To strengthen the center of the intelligence community, the Intelligence Reform and Terrorism Prevention Act established the Office of the Director of National Intelligence. The principal intelligence adviser to the president, the director serves as the nominal head of the intelligence community to ensure closer collaboration of the 16 other individual intelligence agencies.
The law also established, in statute, the National Counterterrorism Center to integrate all intelligence operations and analysis pertaining to terrorism. Additionally, it established the Information Sharing Environment to further ensure coordination and cooperation among federal departments and intelligence agencies.
Finally, the law included provisions to protect privacy and civil liberties and created an independent Privacy and Civil Liberties Oversight Board.
Despite these reforms, the law did not fully address the challenges facing the intelligence community. The intelligence community’s subsequent failure to predict the Arab Spring, the aggressive military actions of Russian President Vladimir Putin and China, and the San Bernardino massacre and other terrorist attacks against the U.S. suggests that much work remains to be done.
Two main challenges stand out. First, the director of national intelligence can foster collaboration and cooperation between intelligence agencies, but has limited authority to direct. Thus, there is no central position that can enforce change throughout the intelligence community.
Second, while the law helped facilitate cooperation and coordination among the separate agencies, it did not address the varied organizational structures within the agencies.
While each agency is structured to best achieve its own mission, none has attempted to help create an analytical and communications structure that would also make the intelligence community more effective as a whole.

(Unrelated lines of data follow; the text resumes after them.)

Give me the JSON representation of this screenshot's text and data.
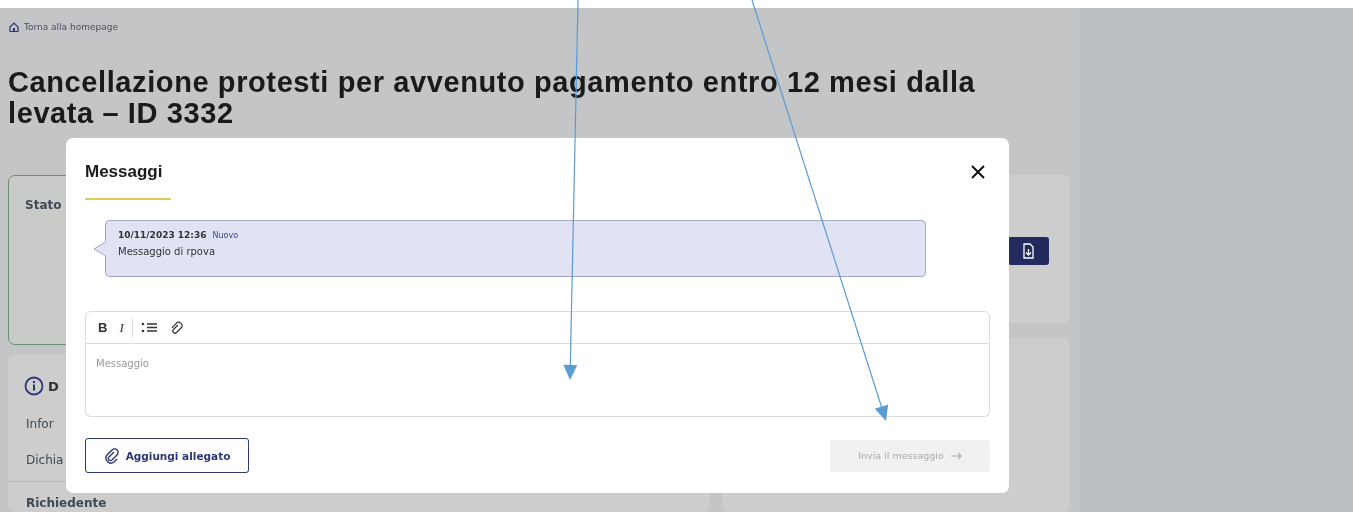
{
  "page": {
    "back_link": "Torna alla homepage",
    "title": "Cancellazione protesti per avvenuto pagamento entro 12 mesi dalla levata – ID 3332",
    "status_card": {
      "label": "Stato"
    },
    "details_card": {
      "heading": "D",
      "rows": [
        "Infor",
        "Dichia"
      ],
      "section": "Richiedente"
    }
  },
  "modal": {
    "title": "Messaggi",
    "messages": [
      {
        "date": "10/11/2023 12:36",
        "badge": "Nuovo",
        "text": "Messaggio di rpova"
      }
    ],
    "editor": {
      "tools": [
        {
          "kind": "bold",
          "label": "B"
        },
        {
          "kind": "italic",
          "label": "I"
        },
        {
          "kind": "list"
        },
        {
          "kind": "link"
        }
      ],
      "placeholder": "Messaggio"
    },
    "attach_button": "Aggiungi allegato",
    "send_button": {
      "label": "Invia il messaggio",
      "disabled": true
    }
  },
  "annotations": [
    {
      "kind": "arrow"
    },
    {
      "kind": "arrow"
    }
  ]
}
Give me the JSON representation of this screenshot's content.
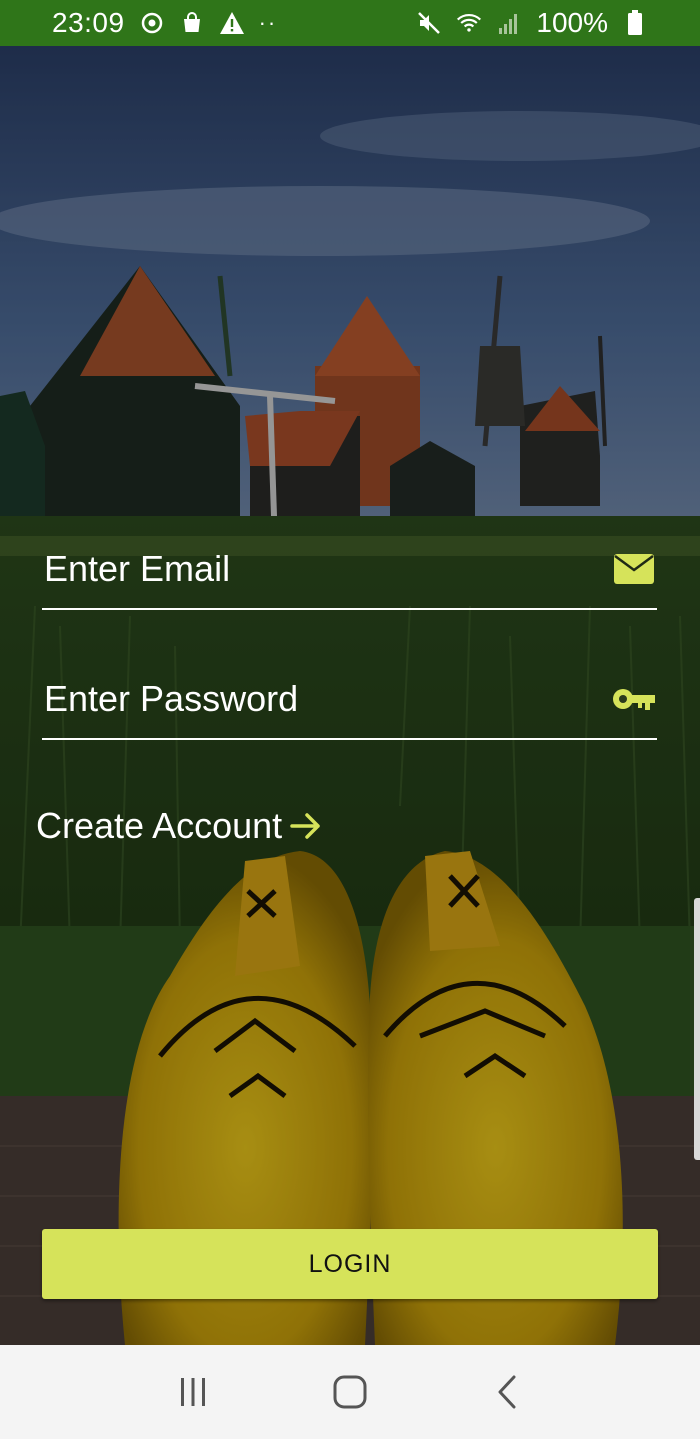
{
  "status_bar": {
    "time": "23:09",
    "left_icons": [
      "sync-icon",
      "shopping-bag-icon",
      "warning-icon",
      "more-dots-icon"
    ],
    "right_icons": [
      "mute-icon",
      "wifi-icon",
      "signal-icon",
      "battery-icon"
    ],
    "battery": "100%"
  },
  "form": {
    "email": {
      "placeholder": "Enter Email",
      "value": "",
      "icon": "mail-icon"
    },
    "password": {
      "placeholder": "Enter Password",
      "value": "",
      "icon": "key-icon"
    },
    "create_account_label": "Create Account",
    "create_account_icon": "arrow-right-icon",
    "login_label": "LOGIN"
  },
  "colors": {
    "status_bar": "#2f7519",
    "accent": "#d6e35a",
    "text": "#ffffff"
  },
  "nav_bar": {
    "buttons": [
      "recent-apps-icon",
      "home-icon",
      "back-icon"
    ]
  }
}
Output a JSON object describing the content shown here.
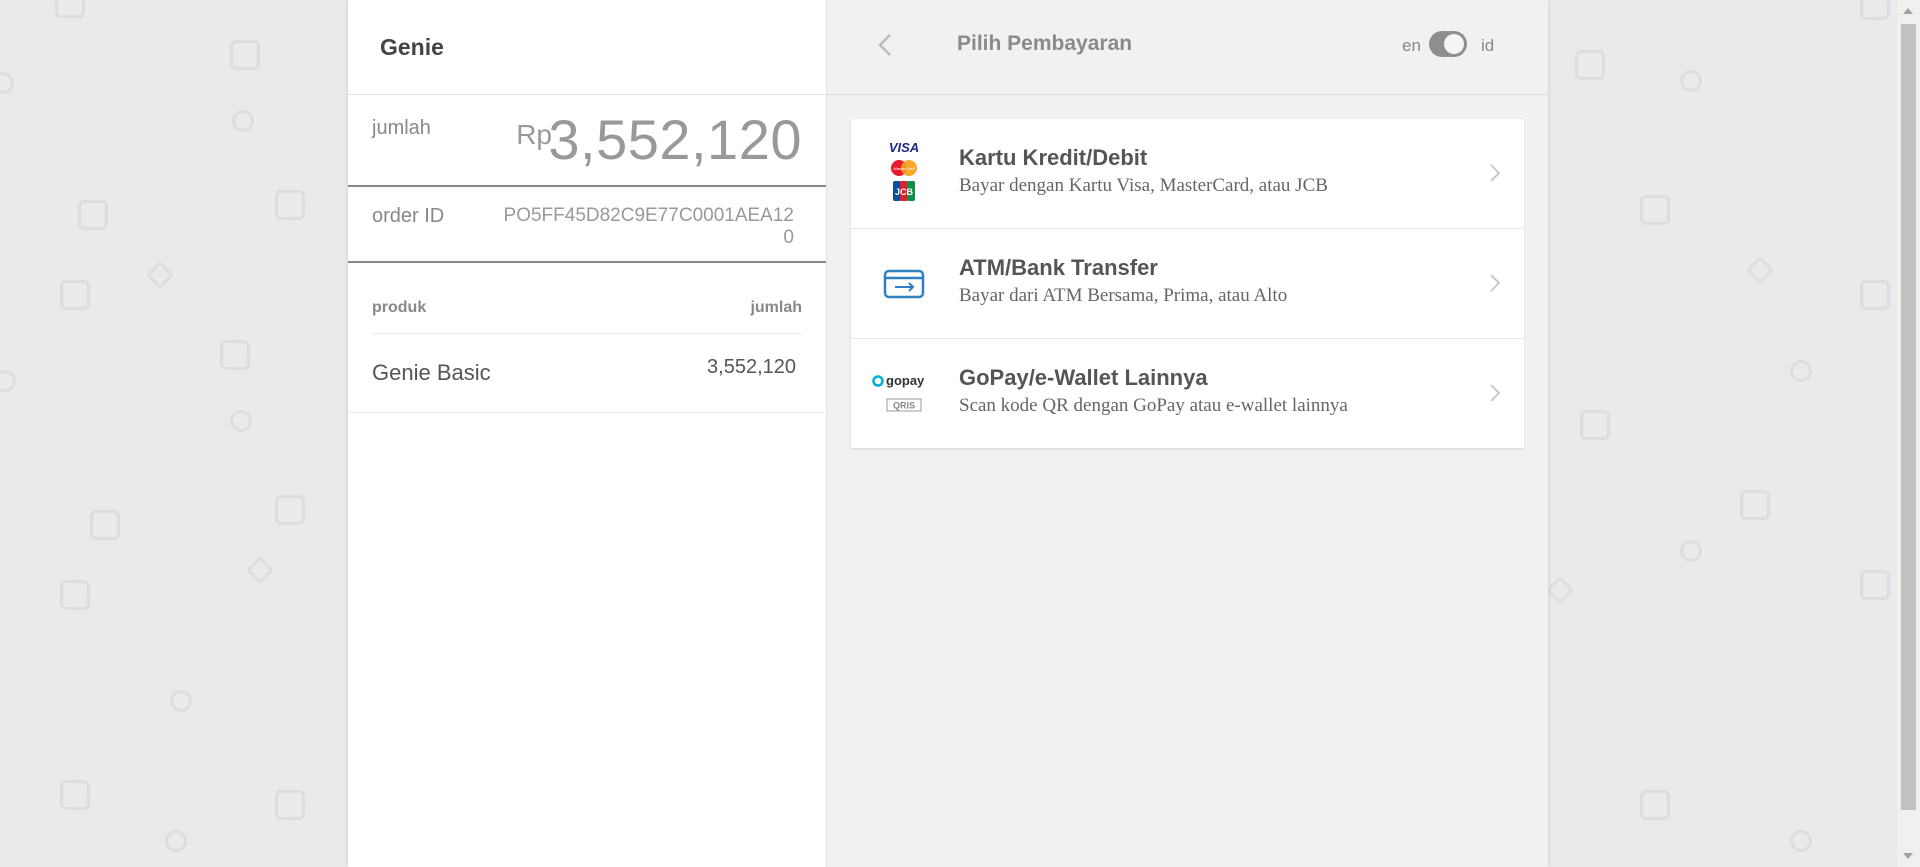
{
  "merchant": {
    "name": "Genie"
  },
  "summary": {
    "amount_label": "jumlah",
    "currency": "Rp",
    "amount": "3,552,120",
    "order_label": "order ID",
    "order_id": "PO5FF45D82C9E77C0001AEA120"
  },
  "products": {
    "header_product": "produk",
    "header_amount": "jumlah",
    "items": [
      {
        "name": "Genie Basic",
        "amount": "3,552,120"
      }
    ]
  },
  "payment_page": {
    "title": "Pilih Pembayaran",
    "lang_en": "en",
    "lang_id": "id"
  },
  "payment_methods": [
    {
      "title": "Kartu Kredit/Debit",
      "desc": "Bayar dengan Kartu Visa, MasterCard, atau JCB",
      "icon": "card-brands-icon"
    },
    {
      "title": "ATM/Bank Transfer",
      "desc": "Bayar dari ATM Bersama, Prima, atau Alto",
      "icon": "bank-transfer-icon"
    },
    {
      "title": "GoPay/e-Wallet Lainnya",
      "desc": "Scan kode QR dengan GoPay atau e-wallet lainnya",
      "icon": "gopay-qris-icon"
    }
  ],
  "logos": {
    "visa": "VISA",
    "mastercard": "MasterCard",
    "jcb": "JCB",
    "gopay": "gopay",
    "qris": "QRIS"
  },
  "colors": {
    "accent_blue": "#2f7fc3",
    "toggle": "#8e8e8e",
    "panel_bg": "#f1f1f1"
  }
}
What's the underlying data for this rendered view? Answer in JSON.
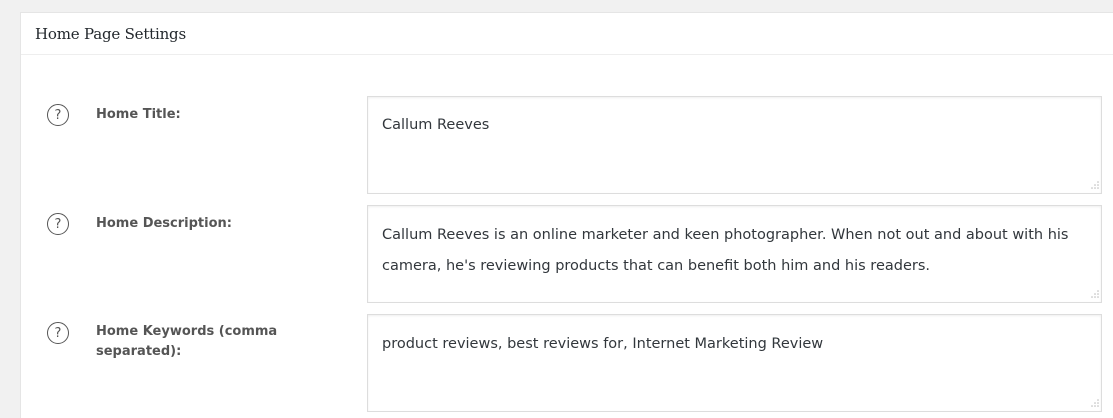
{
  "panel": {
    "title": "Home Page Settings"
  },
  "fields": [
    {
      "label": "Home Title:",
      "value": "Callum Reeves"
    },
    {
      "label": "Home Description:",
      "value": "Callum Reeves is an online marketer and keen photographer. When not out and about with his camera, he's reviewing products that can benefit both him and his readers."
    },
    {
      "label": "Home Keywords (comma separated):",
      "value": "product reviews, best reviews for, Internet Marketing Review"
    }
  ],
  "help_icon_glyph": "?",
  "colors": {
    "background": "#f1f1f1",
    "panel": "#ffffff",
    "border": "#dddddd",
    "label": "#555555",
    "text": "#32373c"
  }
}
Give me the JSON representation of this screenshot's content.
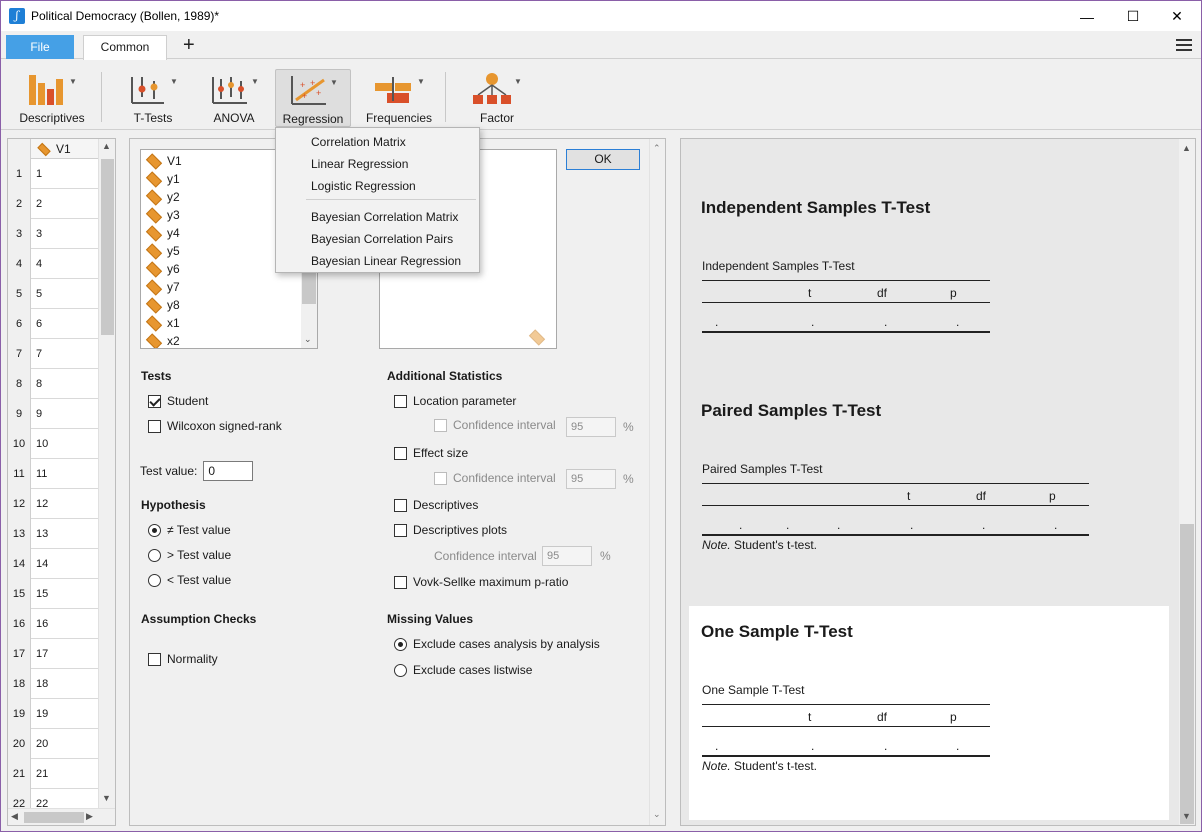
{
  "window": {
    "title": "Political Democracy (Bollen, 1989)*",
    "minimize": "—",
    "maximize": "☐",
    "close": "✕"
  },
  "tabs": {
    "file": "File",
    "common": "Common",
    "add": "+"
  },
  "ribbon": {
    "descriptives": "Descriptives",
    "ttests": "T-Tests",
    "anova": "ANOVA",
    "regression": "Regression",
    "frequencies": "Frequencies",
    "factor": "Factor"
  },
  "accent_colors": {
    "file_tab": "#45a0e6",
    "icon_orange": "#e7962f",
    "icon_red": "#d9502a",
    "title_border": "#8a5fa8"
  },
  "data_table": {
    "column": "V1",
    "rows": [
      "1",
      "2",
      "3",
      "4",
      "5",
      "6",
      "7",
      "8",
      "9",
      "10",
      "11",
      "12",
      "13",
      "14",
      "15",
      "16",
      "17",
      "18",
      "19",
      "20",
      "21",
      "22"
    ],
    "values": [
      "1",
      "2",
      "3",
      "4",
      "5",
      "6",
      "7",
      "8",
      "9",
      "10",
      "11",
      "12",
      "13",
      "14",
      "15",
      "16",
      "17",
      "18",
      "19",
      "20",
      "21",
      "22"
    ]
  },
  "variables": [
    "V1",
    "y1",
    "y2",
    "y3",
    "y4",
    "y5",
    "y6",
    "y7",
    "y8",
    "x1",
    "x2"
  ],
  "ok_label": "OK",
  "tests": {
    "heading": "Tests",
    "student": "Student",
    "wilcoxon": "Wilcoxon signed-rank"
  },
  "test_value": {
    "label": "Test value:",
    "value": "0"
  },
  "hypothesis": {
    "heading": "Hypothesis",
    "ne": "≠ Test value",
    "gt": "> Test value",
    "lt": "< Test value"
  },
  "assumption": {
    "heading": "Assumption Checks",
    "normality": "Normality"
  },
  "additional": {
    "heading": "Additional Statistics",
    "location": "Location parameter",
    "ci": "Confidence interval",
    "ci_value": "95",
    "pct": "%",
    "effect": "Effect size",
    "descriptives": "Descriptives",
    "desc_plots": "Descriptives plots",
    "vovk": "Vovk-Sellke maximum p-ratio"
  },
  "missing": {
    "heading": "Missing Values",
    "analysis": "Exclude cases analysis by analysis",
    "listwise": "Exclude cases listwise"
  },
  "results": {
    "independent": {
      "heading": "Independent Samples T-Test",
      "table_title": "Independent Samples T-Test"
    },
    "paired": {
      "heading": "Paired Samples T-Test",
      "table_title": "Paired Samples T-Test"
    },
    "one_sample": {
      "heading": "One Sample T-Test",
      "table_title": "One Sample T-Test"
    },
    "cols": {
      "t": "t",
      "df": "df",
      "p": "p"
    },
    "dot": ".",
    "note_label": "Note.",
    "note_text": " Student's t-test."
  },
  "regression_menu": [
    "Correlation Matrix",
    "Linear Regression",
    "Logistic Regression",
    "Bayesian Correlation Matrix",
    "Bayesian Correlation Pairs",
    "Bayesian Linear Regression"
  ]
}
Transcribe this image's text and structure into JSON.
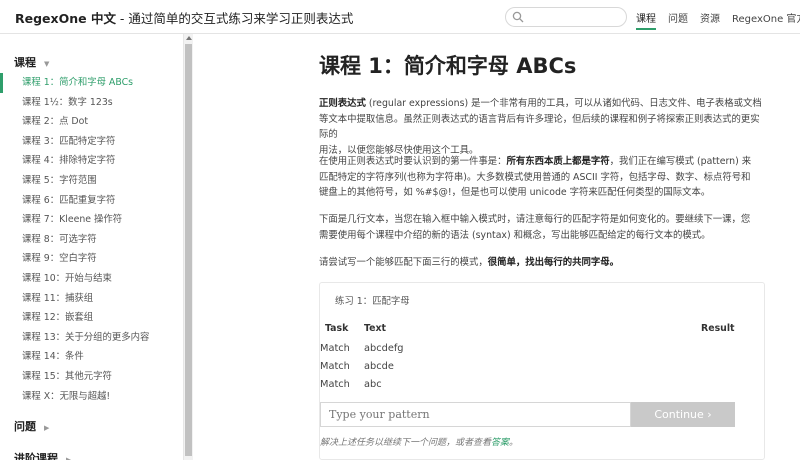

Future reforms of the intelligence community should take these two challenges head-on.
Beyond these structural issues, intelligence community reform efforts should also consider the significant analytical challenges facing the agencies. The failure to predict the Arab Spring indicates a broad misunderstanding of a series of strategic shifts—not just a single event.
Analytical challenges stem from internal pressures to maintain consensus, a failure to encourage specialization and expertise, a lack of emphasis on open-source information, and a strategic analysis gap. The next series of intelligence community reforms should address these problems.
Trump will have a lot of executive discretion as president on how to use the intelligence community, starting with his director of national intelligence, former Sen. Dan Coats, R-Ind.
As a highly successful businessman, Trump will quickly learn that the director’s office works best with a very small but highly competent staff that promotes integration and collaboration among the 16 intelligence agencies under its charge and does not conduct operational activities itself.
The director of national intelligence would be the key player for implementing any intelligence community reforms dealing with security clearance, intelligence acquisition, and information sharing.
How Trump utilizes Coats, and how retired Lt. Gen. Michael Flynn (the national security adviser) impacts and influences the new president, remains to be seen.